THE odds on Wigan’s MP Lisa Nandy being the next Labour leader have shortened recently but the wait could be a long one.
Jeremy Corbyn has sent out a defiant message to his MPs he is “not going anywhere” as he yesterday passed 100 days in the party’s top job.
Having won this year’s leadership election from a starting position of rank outsider, onlookers had claimed the veteran left-winger would not be able to see out a full election cycle.
But with a recent approval boost as a result of the Oldham by-election he has told colleagues not to “obsess” about him and get on with their jobs.

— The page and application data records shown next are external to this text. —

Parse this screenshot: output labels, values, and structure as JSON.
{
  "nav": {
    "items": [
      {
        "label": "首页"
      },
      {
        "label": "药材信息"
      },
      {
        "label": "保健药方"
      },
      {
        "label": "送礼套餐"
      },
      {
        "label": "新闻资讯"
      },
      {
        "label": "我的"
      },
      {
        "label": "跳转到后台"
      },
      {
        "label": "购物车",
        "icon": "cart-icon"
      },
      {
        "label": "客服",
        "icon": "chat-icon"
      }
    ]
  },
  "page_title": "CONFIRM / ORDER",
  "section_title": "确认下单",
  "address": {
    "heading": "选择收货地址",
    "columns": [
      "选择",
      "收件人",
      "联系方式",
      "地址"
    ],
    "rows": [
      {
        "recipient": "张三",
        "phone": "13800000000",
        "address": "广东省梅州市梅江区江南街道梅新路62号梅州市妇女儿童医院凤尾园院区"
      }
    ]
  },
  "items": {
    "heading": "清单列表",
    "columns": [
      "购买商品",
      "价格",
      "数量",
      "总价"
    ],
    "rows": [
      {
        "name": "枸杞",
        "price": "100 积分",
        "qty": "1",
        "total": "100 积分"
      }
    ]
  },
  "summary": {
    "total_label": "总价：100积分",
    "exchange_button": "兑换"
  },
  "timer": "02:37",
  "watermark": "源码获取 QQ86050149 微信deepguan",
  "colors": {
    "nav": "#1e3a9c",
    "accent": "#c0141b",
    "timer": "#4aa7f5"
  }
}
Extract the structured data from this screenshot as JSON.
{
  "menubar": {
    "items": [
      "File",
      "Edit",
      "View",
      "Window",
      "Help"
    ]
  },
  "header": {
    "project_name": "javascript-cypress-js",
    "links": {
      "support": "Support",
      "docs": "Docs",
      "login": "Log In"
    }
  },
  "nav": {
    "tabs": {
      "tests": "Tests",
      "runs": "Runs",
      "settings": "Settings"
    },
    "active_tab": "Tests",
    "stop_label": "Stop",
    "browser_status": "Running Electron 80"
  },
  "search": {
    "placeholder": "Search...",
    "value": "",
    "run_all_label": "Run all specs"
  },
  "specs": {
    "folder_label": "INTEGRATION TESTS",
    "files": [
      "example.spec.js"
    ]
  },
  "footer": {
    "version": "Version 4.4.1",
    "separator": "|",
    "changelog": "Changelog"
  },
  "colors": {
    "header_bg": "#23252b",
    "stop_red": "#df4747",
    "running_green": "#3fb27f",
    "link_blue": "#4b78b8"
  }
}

The 100 days mark comes as odds on shadow energy secretary Ms Nandy have fallen as low as 6/1, placing her in the favourites list to replace her boss alongside shadow defence secretary Hilary Benn, Dan Jarvis and deputy leader Tom Watson.
In an interview with a national newspaper this week, Mr Corbyn was asked if he expected to lead the opposition in the 2020 general election campaign, he said: “Absolutely. I’m not going anywhere.”
He urged MPs to “recognise” the scale of grassroots support that swept him to a surprise landslide victory in the election contest and denied critics were being targeted by a “mob” of Corbynite backers.
His deputy Mr Watson has described the pro-Corbyn Momentum organisation which emerged from the leadership campaign as a “rabble”.
But the leader said: “They should recognise that I was elected with a very large mandate from a very wide variety of people from all parts of the movement. There is no imposition of any mob. What there is is a development of participatory democracy. The parliamentary party is a part of the party, a very important part, but it is not the totality of the Labour party.”
He said: “I would encourage them to share their talents with all of us, not keep it to themselves. Some people are more difficult to reach than others. They shouldn’t obsess about me.”
Mr Corbyn also did not rule out a shadow cabinet reshuffle to remove critics of his leadership.
And he warned critics they “better get used” to party members having a bigger influence over policy as he suggested he could use a grassroots poll to bolster support for his opposition to Trident.
Asked if he could also go directly to members and supporters, he said: “Yeah. I’ve done that on the Syria vote.
“In 36 hours we got 80,000 replies. There may have been more later. We sampled them and we got overwhelming opposition to bombing.
“I hope that had an influence on what Labour MPs were thinking, I hope that had an influence on public opinion. I don’t apologise for that, I think it’s the right thing to do. It’s something I will do again.”
Ms Nandy, who was tipped to stand in the leadership race this year before pledging support for borough colleague Andy Burnham, was around the 20/1 mark in September.